TASK BRIEF ▸ What you return should be the lines of the data containing "text", each in full.

RECORDS TO USE ▸
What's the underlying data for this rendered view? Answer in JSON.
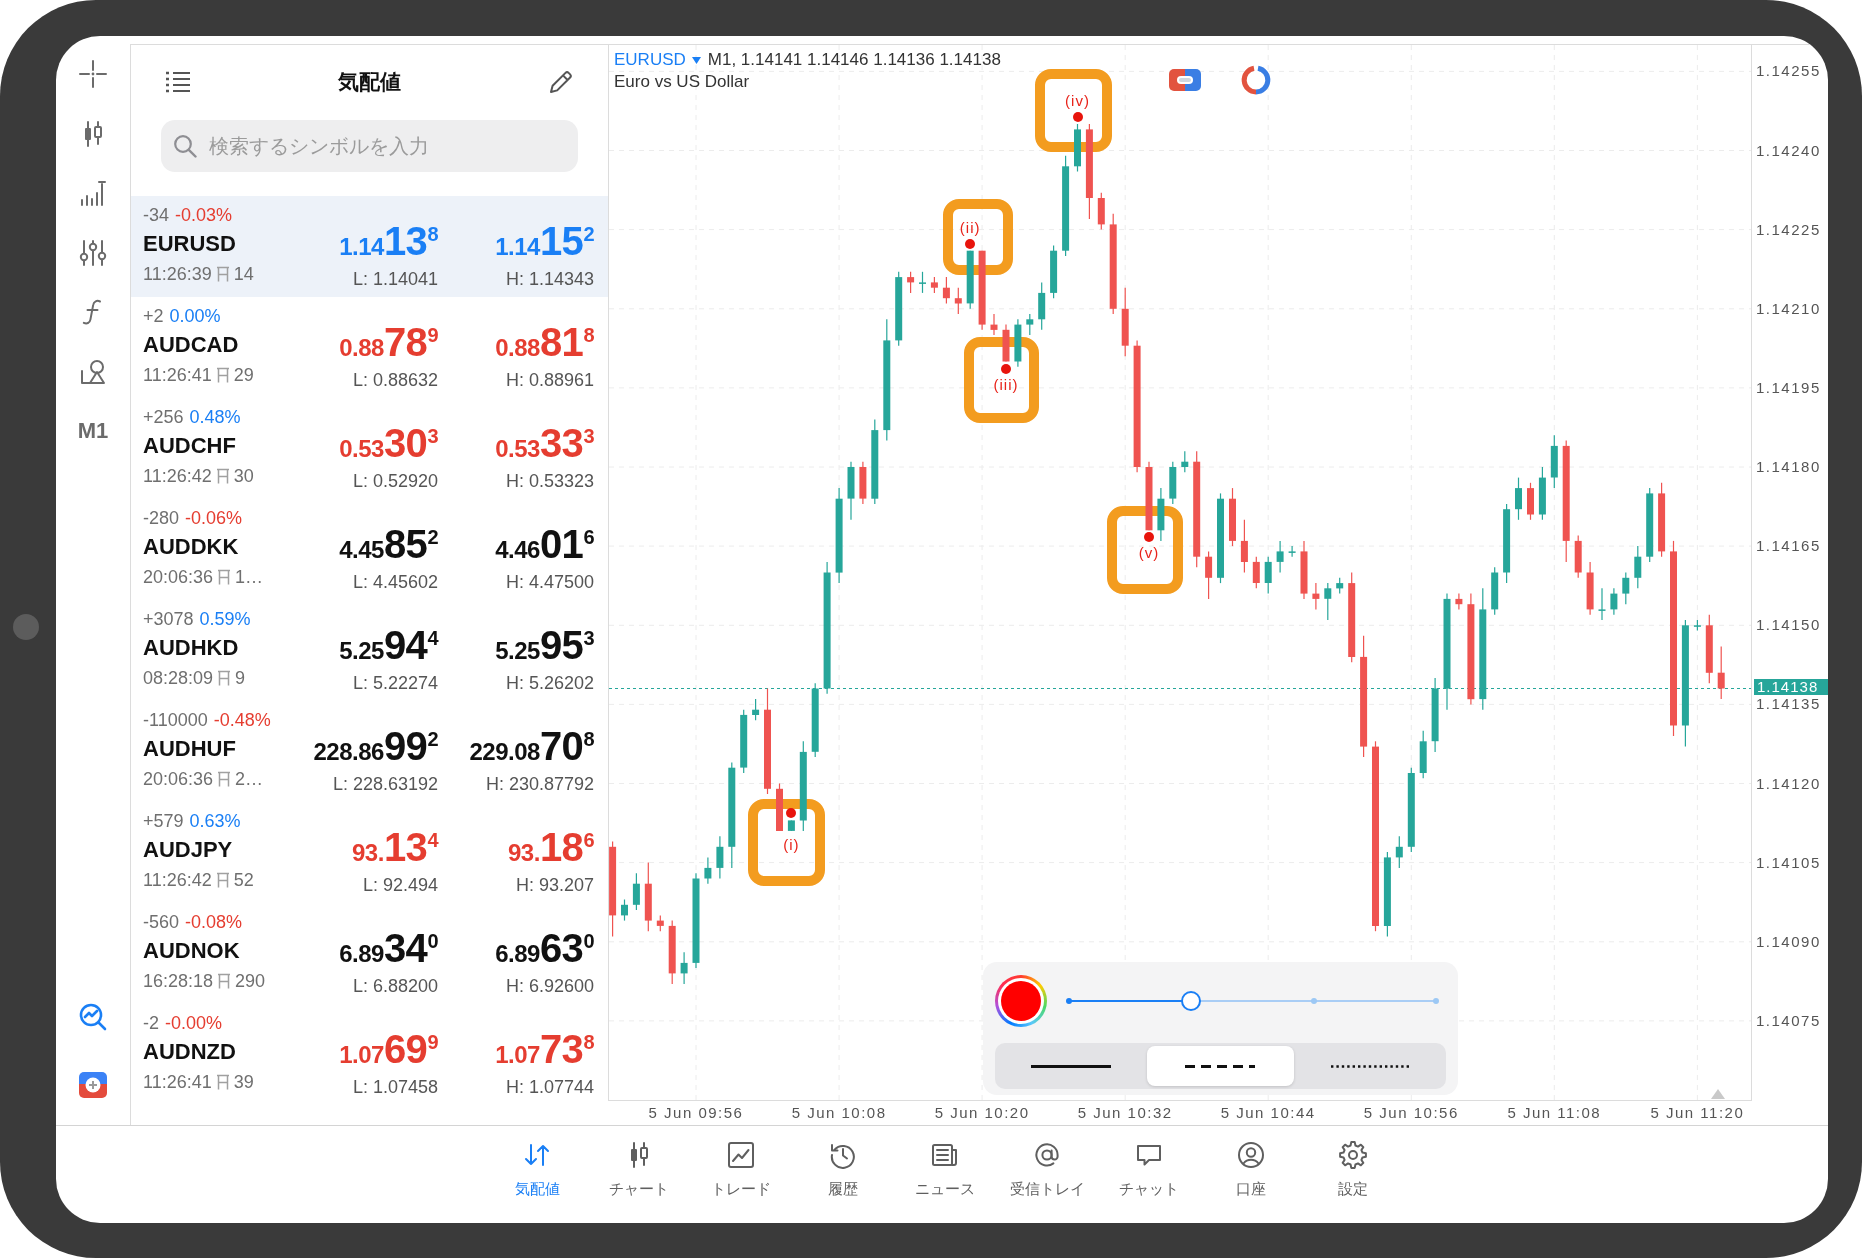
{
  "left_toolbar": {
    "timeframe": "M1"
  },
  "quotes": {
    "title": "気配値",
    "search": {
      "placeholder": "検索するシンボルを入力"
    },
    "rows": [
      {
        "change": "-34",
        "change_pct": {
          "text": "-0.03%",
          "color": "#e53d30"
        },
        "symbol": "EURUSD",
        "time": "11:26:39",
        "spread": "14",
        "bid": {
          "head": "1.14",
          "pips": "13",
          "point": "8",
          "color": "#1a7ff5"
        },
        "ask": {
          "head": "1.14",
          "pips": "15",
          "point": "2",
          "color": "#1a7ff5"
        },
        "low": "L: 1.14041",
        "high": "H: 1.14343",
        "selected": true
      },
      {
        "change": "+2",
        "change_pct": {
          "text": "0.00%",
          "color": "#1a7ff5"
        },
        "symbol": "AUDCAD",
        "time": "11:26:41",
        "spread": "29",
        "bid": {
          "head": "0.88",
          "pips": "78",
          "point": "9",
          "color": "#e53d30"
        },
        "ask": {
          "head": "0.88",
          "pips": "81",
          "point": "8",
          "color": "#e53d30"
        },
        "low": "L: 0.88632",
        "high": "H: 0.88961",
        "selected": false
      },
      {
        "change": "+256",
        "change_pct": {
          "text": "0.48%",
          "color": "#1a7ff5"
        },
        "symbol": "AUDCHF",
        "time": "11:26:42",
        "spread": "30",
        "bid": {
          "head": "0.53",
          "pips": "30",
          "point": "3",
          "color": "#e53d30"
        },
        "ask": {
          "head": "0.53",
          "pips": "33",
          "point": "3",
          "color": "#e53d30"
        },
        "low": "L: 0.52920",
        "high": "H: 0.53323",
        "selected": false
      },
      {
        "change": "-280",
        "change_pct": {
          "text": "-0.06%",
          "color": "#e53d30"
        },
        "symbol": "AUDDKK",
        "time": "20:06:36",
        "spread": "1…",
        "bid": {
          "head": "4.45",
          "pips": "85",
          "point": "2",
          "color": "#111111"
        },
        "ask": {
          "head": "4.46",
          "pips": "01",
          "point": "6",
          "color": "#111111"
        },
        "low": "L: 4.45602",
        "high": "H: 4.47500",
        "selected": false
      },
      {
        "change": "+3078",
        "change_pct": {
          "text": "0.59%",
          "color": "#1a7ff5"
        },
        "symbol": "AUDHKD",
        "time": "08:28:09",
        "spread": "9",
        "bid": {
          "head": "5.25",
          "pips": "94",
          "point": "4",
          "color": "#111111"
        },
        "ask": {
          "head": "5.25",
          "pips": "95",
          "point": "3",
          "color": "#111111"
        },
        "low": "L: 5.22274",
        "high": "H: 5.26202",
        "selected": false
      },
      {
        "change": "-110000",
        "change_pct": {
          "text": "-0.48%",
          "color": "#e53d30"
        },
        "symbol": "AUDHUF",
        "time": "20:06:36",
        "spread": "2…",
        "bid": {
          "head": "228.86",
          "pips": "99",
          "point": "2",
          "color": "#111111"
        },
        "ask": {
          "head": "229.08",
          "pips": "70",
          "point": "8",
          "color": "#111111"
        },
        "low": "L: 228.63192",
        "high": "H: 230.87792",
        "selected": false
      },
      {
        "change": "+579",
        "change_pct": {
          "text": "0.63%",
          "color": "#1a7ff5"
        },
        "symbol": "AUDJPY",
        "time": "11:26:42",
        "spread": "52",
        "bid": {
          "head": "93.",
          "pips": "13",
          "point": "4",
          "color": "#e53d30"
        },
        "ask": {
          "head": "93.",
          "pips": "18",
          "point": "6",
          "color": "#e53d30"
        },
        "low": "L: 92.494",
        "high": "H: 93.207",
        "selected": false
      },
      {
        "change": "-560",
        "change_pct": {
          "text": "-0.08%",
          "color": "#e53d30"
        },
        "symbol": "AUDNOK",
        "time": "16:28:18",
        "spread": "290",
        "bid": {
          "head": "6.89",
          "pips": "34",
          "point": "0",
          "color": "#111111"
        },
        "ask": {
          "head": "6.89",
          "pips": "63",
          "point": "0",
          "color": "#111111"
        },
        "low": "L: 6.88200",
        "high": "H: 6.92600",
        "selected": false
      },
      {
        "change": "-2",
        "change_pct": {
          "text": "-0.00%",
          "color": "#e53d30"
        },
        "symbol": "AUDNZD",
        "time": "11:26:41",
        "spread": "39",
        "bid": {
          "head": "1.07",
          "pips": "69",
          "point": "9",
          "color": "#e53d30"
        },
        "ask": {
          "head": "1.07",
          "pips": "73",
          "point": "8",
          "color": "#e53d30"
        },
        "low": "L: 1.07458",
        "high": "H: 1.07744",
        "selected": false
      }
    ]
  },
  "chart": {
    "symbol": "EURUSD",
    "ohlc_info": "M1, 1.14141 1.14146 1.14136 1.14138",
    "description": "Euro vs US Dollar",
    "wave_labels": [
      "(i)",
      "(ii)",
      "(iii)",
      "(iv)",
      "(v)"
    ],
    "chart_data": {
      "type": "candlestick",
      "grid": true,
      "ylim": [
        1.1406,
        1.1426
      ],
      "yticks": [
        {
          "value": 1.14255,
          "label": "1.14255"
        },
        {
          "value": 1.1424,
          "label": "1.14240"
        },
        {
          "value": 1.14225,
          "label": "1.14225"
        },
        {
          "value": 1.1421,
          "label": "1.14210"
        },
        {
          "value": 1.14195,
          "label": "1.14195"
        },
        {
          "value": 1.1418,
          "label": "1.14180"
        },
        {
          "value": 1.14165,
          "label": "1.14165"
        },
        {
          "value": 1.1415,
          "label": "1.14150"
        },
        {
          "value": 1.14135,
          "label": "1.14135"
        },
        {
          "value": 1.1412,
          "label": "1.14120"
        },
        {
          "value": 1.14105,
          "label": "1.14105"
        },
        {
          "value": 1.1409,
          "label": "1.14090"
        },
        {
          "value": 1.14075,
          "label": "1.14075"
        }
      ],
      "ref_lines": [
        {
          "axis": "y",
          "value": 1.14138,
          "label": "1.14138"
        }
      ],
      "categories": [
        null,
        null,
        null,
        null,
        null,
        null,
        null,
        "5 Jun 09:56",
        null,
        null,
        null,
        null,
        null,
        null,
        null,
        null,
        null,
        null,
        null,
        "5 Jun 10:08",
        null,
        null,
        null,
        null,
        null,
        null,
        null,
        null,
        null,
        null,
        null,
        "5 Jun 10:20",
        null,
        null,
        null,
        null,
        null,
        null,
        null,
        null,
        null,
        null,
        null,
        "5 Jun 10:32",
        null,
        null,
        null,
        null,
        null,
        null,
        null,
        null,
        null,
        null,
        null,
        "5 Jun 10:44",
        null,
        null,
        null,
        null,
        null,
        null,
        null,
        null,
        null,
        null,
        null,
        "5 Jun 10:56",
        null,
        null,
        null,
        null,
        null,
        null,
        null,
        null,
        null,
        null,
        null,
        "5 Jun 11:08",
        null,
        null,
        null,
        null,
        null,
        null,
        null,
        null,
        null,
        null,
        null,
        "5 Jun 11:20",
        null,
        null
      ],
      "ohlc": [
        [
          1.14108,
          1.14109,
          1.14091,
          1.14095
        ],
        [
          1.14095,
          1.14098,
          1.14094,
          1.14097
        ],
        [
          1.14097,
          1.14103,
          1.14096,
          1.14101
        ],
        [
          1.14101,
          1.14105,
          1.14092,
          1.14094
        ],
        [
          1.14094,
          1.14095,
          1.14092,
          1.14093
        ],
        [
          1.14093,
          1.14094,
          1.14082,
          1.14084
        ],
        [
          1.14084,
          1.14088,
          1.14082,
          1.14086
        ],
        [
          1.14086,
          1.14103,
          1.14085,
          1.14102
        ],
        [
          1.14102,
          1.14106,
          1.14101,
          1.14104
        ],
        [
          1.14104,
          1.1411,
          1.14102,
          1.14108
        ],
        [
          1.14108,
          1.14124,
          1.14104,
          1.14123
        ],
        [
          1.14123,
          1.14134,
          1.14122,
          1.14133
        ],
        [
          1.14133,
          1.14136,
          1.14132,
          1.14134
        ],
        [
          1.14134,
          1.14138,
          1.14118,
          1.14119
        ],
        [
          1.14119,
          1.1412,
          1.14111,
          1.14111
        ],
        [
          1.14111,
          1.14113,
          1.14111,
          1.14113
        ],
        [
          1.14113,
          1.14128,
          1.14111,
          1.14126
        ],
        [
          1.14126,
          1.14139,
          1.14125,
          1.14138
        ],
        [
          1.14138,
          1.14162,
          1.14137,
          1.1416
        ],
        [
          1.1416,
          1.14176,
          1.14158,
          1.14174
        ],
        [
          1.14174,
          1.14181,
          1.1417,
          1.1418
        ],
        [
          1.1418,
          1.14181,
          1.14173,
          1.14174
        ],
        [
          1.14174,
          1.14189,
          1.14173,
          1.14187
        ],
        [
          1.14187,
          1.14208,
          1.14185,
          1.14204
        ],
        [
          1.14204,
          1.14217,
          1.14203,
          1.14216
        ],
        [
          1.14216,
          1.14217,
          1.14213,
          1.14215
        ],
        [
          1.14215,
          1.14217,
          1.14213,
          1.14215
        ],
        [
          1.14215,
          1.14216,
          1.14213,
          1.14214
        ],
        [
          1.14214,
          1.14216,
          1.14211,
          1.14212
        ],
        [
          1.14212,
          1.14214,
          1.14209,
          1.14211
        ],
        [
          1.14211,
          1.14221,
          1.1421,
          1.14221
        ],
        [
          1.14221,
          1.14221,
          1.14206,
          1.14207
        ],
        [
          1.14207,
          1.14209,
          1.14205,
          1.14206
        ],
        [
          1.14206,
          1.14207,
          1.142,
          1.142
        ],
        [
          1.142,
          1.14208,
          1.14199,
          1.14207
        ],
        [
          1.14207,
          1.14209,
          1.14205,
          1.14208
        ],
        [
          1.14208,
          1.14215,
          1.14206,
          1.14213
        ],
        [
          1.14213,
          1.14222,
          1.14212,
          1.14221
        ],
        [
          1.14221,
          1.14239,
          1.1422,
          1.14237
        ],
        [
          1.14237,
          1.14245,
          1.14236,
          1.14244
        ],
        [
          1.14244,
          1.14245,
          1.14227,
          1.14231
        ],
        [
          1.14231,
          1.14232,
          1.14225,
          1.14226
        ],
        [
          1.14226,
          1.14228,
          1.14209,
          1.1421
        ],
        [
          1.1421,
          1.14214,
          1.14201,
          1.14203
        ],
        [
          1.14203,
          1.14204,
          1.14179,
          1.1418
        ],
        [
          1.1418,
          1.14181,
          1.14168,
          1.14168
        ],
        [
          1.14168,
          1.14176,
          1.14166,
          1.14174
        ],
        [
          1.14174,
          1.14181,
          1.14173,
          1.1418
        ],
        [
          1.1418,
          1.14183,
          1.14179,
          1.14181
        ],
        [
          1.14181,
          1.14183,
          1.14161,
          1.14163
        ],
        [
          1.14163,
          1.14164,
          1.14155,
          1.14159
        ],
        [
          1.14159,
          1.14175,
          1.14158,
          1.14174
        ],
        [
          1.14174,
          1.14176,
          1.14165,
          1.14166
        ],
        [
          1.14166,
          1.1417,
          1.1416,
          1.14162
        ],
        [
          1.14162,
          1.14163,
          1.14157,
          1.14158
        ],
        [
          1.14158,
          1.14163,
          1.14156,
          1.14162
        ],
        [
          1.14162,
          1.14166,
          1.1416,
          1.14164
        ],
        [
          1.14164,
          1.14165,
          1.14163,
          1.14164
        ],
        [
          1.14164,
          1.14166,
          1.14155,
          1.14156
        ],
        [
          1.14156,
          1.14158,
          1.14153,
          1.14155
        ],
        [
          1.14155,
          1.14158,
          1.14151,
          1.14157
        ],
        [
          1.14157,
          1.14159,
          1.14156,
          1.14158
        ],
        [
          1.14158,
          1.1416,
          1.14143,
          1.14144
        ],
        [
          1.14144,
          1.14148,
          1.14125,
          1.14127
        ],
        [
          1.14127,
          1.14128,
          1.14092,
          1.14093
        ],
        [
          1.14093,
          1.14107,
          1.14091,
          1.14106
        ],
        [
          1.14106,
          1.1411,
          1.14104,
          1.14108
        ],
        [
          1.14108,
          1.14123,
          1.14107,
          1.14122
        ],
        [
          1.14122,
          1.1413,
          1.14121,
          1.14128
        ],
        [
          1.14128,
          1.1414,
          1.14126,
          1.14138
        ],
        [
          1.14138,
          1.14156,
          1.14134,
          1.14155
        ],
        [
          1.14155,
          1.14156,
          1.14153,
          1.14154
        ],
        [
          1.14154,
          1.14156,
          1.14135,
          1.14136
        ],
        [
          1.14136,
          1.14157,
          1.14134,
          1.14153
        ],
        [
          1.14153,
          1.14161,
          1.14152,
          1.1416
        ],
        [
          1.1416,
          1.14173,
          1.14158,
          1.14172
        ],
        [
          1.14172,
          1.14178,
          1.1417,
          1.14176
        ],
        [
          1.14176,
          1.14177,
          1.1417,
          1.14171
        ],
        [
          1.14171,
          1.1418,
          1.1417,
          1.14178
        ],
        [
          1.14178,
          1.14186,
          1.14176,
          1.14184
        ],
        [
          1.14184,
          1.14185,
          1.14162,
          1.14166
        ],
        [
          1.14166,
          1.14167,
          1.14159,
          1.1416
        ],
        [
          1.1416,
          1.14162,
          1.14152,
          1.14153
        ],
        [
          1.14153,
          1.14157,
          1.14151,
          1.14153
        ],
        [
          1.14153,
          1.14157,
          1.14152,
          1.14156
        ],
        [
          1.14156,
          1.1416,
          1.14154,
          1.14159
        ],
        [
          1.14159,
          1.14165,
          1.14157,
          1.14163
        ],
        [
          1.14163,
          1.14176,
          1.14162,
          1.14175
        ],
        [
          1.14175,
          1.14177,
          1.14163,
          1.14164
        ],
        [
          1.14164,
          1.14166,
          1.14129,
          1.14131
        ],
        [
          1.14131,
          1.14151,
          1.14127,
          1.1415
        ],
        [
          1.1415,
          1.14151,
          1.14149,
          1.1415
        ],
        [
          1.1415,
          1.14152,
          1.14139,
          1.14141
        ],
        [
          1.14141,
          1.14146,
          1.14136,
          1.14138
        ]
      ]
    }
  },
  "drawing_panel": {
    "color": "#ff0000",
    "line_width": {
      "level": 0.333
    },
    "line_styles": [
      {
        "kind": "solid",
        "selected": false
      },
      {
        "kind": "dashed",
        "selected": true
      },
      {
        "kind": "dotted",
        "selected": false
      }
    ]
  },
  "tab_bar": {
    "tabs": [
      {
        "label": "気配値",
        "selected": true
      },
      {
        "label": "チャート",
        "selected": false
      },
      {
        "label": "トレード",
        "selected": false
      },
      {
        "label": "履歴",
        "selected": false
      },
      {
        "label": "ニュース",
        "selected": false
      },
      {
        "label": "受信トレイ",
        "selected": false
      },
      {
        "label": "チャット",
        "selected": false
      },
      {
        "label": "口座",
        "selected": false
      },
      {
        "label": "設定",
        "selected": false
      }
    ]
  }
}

WRITTEN ANSWER ▸
          "text": "-0.03%",
          "text": "0.00%",
          "text": "0.48%",
          "text": "-0.06%",
          "text": "0.59%",
          "text": "-0.48%",
          "text": "0.63%",
          "text": "-0.08%",
          "text": "-0.00%",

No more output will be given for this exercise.